photo: New York Magazine (Amanda Demme)

Last night, New York magazine released its latest issue featuring a staggering image of 35 women, all of whom have come forward to say that Bill Cosby sexually assaulted them. Out of the 46 women who allege that they were sexually assaulted by Cosby, the cover story includes the personal accounts of 35 of them who range in age from 44 to 88. Cosby has yet to discuss the allegations out right, but in newly unsealed court documents, Cosby does admit to drugging a woman for sex. 

Each woman profiled in the story describes her encounter with Cosby, and the majority of them said they were drugged and unaware of the assault until they woke up hours later. They also disclosed the difficulties of reporting their story to authorities. 

One of the accusers, Tamara Green says:

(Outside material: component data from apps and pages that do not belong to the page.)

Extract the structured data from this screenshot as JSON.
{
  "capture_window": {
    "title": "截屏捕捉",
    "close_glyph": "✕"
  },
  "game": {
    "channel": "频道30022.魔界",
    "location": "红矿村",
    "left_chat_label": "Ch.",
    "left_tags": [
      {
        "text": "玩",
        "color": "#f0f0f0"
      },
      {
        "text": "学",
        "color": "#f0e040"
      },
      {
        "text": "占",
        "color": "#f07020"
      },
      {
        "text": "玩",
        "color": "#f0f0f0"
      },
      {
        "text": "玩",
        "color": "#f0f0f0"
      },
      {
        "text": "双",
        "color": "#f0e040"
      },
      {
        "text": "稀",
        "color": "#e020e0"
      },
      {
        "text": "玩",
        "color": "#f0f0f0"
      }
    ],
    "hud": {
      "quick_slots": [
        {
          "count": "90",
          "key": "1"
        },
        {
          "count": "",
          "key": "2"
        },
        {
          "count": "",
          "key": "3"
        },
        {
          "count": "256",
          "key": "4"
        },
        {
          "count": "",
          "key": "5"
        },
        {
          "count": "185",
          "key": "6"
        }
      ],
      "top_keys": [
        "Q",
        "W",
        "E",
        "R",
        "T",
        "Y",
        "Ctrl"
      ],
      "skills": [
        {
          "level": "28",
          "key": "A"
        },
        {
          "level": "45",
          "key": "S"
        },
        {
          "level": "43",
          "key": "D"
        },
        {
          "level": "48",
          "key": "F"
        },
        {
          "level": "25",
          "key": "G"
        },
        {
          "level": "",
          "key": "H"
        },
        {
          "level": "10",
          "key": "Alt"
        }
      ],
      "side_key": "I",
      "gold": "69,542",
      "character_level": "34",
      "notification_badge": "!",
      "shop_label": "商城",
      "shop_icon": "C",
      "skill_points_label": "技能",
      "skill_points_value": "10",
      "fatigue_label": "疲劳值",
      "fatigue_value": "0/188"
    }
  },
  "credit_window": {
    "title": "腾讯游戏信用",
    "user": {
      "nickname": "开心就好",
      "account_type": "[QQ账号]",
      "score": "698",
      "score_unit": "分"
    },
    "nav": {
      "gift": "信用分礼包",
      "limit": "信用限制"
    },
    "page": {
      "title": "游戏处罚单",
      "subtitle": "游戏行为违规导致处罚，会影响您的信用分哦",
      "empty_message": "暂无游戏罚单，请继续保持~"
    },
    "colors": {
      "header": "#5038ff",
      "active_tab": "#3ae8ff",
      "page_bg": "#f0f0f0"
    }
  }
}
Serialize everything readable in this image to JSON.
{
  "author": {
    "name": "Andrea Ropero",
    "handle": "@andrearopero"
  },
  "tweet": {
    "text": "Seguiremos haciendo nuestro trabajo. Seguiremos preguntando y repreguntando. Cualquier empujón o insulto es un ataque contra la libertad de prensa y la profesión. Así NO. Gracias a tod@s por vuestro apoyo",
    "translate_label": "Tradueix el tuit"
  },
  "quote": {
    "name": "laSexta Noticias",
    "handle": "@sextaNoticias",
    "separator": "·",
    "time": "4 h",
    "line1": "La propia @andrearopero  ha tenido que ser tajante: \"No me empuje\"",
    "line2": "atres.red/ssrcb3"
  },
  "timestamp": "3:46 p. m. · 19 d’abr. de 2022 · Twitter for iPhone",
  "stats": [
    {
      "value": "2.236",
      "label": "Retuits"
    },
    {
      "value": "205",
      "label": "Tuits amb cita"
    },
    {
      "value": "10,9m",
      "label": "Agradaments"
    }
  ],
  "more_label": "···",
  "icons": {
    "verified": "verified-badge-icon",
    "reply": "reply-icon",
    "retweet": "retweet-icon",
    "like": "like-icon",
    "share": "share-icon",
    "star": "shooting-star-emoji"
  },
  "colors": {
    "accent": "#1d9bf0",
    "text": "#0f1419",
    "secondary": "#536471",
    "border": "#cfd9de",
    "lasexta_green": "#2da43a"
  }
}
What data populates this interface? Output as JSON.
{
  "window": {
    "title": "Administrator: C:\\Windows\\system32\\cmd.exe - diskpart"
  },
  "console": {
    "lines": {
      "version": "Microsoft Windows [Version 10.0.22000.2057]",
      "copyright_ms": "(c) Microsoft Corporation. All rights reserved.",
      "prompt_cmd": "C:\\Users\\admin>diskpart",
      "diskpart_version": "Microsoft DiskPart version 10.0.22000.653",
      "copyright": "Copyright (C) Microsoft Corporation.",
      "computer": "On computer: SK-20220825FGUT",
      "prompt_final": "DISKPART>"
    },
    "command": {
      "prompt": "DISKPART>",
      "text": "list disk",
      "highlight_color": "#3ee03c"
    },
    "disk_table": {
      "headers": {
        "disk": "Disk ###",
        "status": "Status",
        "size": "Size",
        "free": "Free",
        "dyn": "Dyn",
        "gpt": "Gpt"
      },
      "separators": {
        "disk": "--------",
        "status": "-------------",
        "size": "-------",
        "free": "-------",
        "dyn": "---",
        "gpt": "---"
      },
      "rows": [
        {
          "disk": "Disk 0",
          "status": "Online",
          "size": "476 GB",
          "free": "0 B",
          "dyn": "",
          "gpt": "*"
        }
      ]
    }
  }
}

"People often these days say, ‘Well, why didn’t you take it to the police?’ Andrea Constand went to the police in 2005 — how’d it work out for her? Not at all. In 2005, Bill Cosby still had control of the media. In 2015, we have social media. We can’t be disappeared. It’s online and can never go away."

The cover also poignantly features an empty chair for the women who have yet to speak out about their assault perhaps out of fear and/or guilt. According to the Rape, Abuse, Incest National Network (RAINN) about 68 percent of sexual assaults go unreported. The image of the empty chair suggests that they, too, can speak out when they are ready.

Several women in the story said they were able to come forward because so many other women were speaking up, and that is true bravery. Whether you are scared or ashamed about your sexual assault, it’s never too late to come forward. It’s important to know that you are not alone, and that your story can help others.

According to the Rape, Abuse, and Incest National Network: "Justice can mean different things to different people, and reporting a crime to law enforcement is an individual decision. Many who have decided to report to law enforcement have described it as the first step in seeking justice for the crime by holding the perpetrator accountable for their actions. It may not be an easy decision to make, but it’s a choice that may have a positive impact on your recovery. Reporting can also have a positive impact on the lives of others. Perpetrators of sexual assault tend to be serial criminals. When you report sexual assault or abuse, you are increasing the chances that this person will face consequences for the crime, limiting the chance this person could hurt someone else." 

If you’d like to reach out for help, here are a few places you could start: 

RAINN

1-800-656-HOPE (4673) or at online.rainn.org 

To speak to a trained staff member from a sexual assault service provider in your area or chat to someone online, available 24 hours a day.

New York City Anti-Violence Project

(212) 714-1141

This service is bilingual and available 24 hours a day.